** INSTRUCTIONS FOR THE TASK **
Take each line of the entries below that contains "true" and copy it.

** App and web page records **
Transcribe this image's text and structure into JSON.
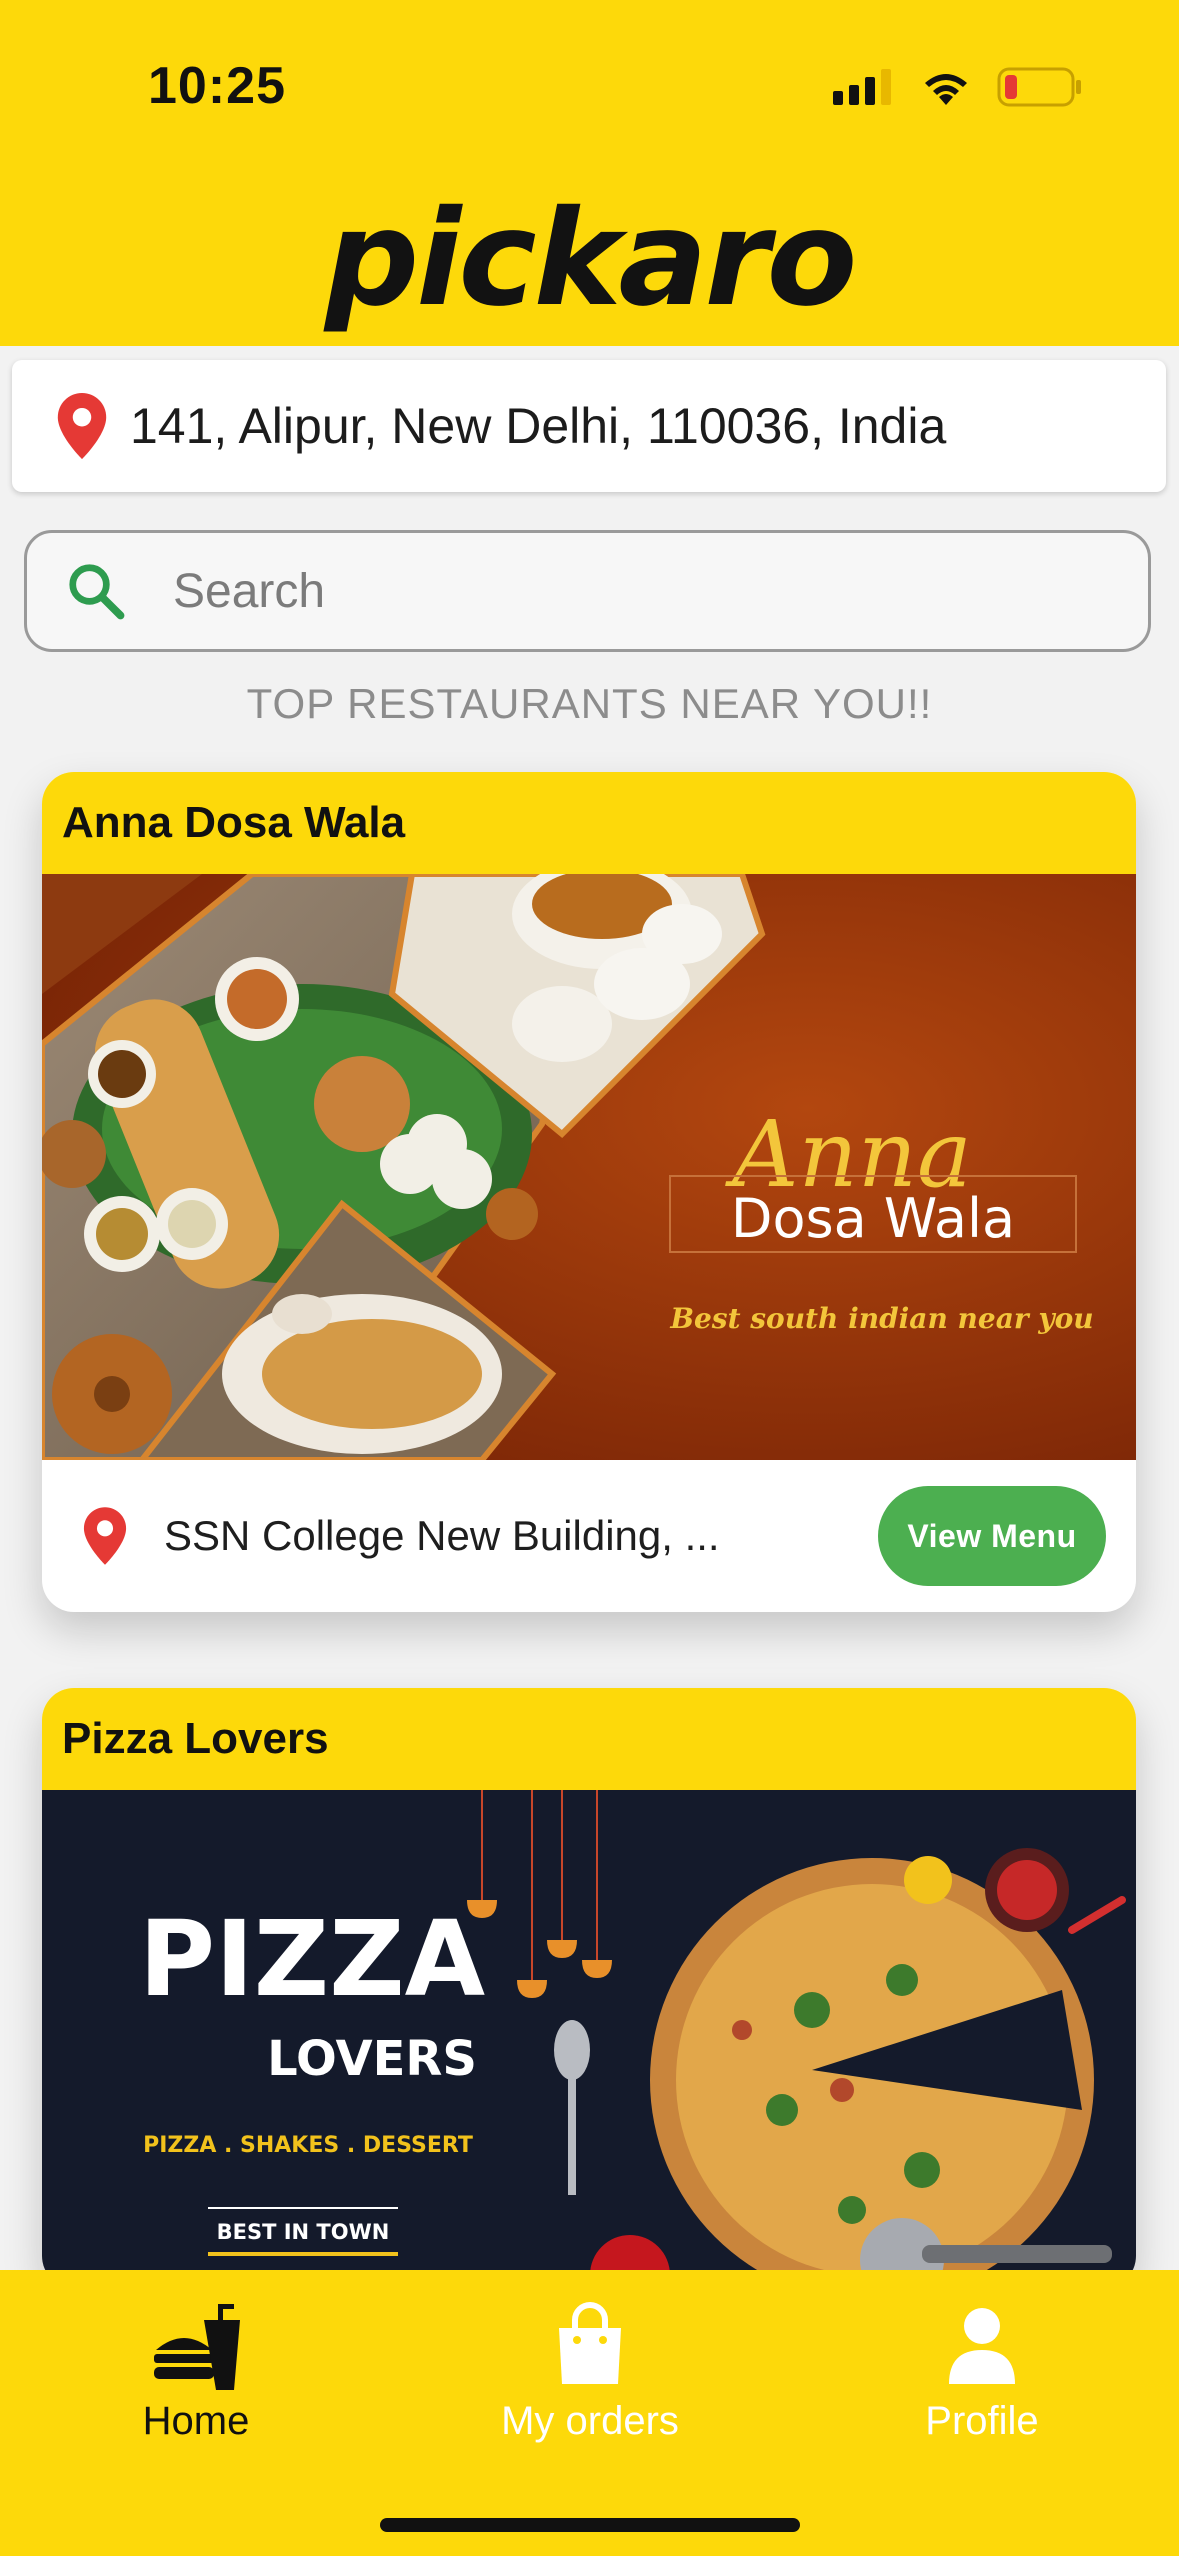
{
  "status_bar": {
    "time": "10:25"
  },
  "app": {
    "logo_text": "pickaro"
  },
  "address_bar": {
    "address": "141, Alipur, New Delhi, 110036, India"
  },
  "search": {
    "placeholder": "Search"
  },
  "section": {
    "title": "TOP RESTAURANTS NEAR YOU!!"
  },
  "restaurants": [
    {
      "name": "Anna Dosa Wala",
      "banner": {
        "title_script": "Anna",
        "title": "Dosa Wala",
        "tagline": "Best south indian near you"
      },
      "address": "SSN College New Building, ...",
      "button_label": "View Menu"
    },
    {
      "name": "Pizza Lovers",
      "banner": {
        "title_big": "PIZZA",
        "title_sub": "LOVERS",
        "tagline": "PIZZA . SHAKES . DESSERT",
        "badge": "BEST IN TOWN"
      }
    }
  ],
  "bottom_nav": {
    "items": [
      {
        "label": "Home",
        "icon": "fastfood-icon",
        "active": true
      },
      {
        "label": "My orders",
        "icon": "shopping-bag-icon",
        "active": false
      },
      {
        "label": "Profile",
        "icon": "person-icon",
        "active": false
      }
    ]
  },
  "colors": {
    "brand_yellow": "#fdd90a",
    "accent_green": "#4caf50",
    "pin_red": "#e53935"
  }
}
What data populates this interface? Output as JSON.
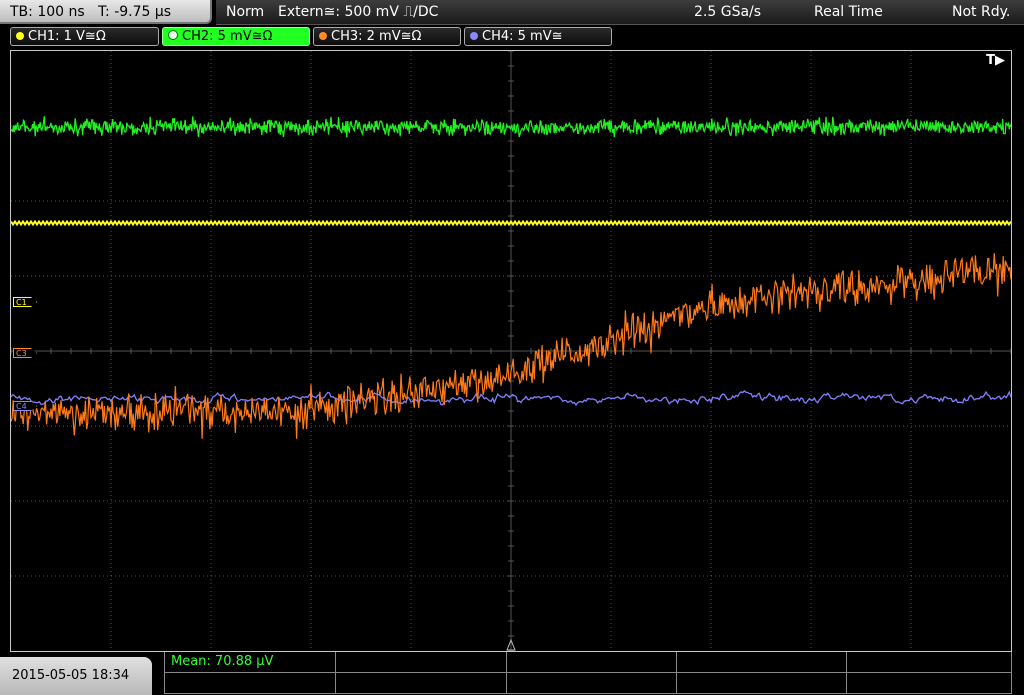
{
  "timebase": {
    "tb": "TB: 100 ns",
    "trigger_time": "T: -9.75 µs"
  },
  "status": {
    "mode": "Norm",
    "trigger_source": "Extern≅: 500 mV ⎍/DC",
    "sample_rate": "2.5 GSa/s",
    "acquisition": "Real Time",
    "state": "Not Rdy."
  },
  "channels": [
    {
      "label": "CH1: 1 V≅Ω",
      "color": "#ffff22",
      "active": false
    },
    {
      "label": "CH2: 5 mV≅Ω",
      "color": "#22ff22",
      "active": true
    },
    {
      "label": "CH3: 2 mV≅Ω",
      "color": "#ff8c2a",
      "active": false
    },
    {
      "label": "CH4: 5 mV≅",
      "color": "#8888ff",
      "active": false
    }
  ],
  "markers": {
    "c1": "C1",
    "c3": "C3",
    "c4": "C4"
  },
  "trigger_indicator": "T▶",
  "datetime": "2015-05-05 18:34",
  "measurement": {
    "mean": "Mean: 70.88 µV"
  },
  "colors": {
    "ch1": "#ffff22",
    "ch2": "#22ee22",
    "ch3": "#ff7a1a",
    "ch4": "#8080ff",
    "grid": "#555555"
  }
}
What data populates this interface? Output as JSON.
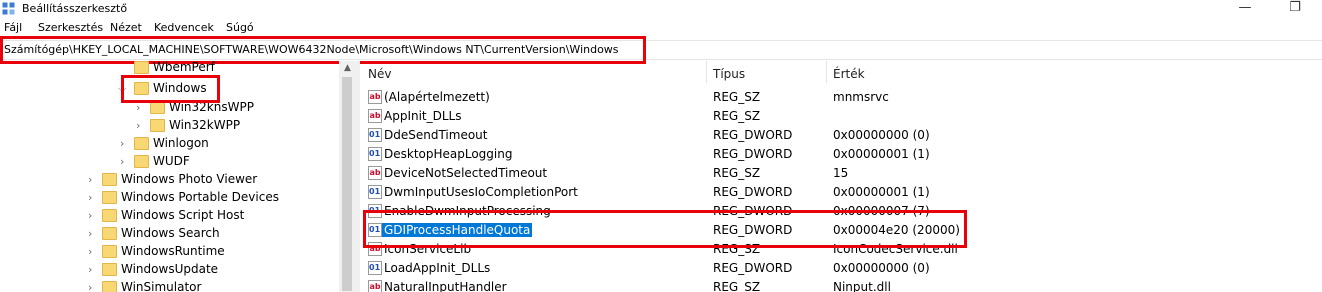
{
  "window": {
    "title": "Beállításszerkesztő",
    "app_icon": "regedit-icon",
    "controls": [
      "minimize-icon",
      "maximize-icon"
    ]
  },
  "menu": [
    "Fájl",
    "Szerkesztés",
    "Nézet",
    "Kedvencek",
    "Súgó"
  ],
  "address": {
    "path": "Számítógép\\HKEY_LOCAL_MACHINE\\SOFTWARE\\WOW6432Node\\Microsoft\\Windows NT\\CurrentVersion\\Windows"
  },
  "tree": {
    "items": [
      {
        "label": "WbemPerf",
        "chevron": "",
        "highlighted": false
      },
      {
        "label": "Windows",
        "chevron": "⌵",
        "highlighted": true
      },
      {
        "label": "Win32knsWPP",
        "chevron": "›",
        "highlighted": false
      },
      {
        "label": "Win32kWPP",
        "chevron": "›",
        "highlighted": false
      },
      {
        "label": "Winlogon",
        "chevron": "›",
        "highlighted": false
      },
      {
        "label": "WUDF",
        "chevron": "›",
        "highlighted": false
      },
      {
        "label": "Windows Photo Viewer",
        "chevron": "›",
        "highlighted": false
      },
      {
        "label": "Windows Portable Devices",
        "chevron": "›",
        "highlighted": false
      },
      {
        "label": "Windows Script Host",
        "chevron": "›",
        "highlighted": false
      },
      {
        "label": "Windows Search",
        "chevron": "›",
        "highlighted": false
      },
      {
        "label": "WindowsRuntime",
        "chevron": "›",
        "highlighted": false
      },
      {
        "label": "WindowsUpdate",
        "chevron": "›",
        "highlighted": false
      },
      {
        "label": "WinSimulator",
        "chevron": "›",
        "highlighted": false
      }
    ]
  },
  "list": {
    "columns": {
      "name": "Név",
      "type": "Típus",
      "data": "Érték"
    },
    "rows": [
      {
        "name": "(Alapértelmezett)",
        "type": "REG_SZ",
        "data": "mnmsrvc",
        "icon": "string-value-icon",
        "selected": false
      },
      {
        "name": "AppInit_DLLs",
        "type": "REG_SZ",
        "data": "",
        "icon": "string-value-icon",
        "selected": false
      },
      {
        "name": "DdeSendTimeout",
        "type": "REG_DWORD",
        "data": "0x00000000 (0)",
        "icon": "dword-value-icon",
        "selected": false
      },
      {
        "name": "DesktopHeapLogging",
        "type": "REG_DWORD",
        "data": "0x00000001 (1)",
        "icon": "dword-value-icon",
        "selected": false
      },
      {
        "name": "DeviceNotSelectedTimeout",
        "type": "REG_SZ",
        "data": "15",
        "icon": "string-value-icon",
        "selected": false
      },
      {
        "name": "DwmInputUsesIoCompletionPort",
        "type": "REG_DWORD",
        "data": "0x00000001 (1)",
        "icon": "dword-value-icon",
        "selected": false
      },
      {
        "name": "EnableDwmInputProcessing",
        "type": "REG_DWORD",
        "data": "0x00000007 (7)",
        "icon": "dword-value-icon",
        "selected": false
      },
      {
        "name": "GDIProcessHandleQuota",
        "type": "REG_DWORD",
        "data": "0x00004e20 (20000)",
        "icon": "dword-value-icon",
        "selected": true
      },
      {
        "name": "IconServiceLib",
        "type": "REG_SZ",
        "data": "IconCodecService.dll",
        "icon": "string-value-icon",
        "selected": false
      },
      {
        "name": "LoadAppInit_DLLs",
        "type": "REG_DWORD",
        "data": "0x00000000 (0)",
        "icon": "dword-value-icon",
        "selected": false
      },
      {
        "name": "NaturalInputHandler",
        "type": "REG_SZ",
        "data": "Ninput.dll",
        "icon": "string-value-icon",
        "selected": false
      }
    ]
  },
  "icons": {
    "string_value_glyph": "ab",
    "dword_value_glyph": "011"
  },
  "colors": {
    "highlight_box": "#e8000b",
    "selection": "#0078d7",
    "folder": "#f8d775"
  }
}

** FINISHED EXERCISE **
        "active": true
      "active": true
        "highlighted": true
        "selected": true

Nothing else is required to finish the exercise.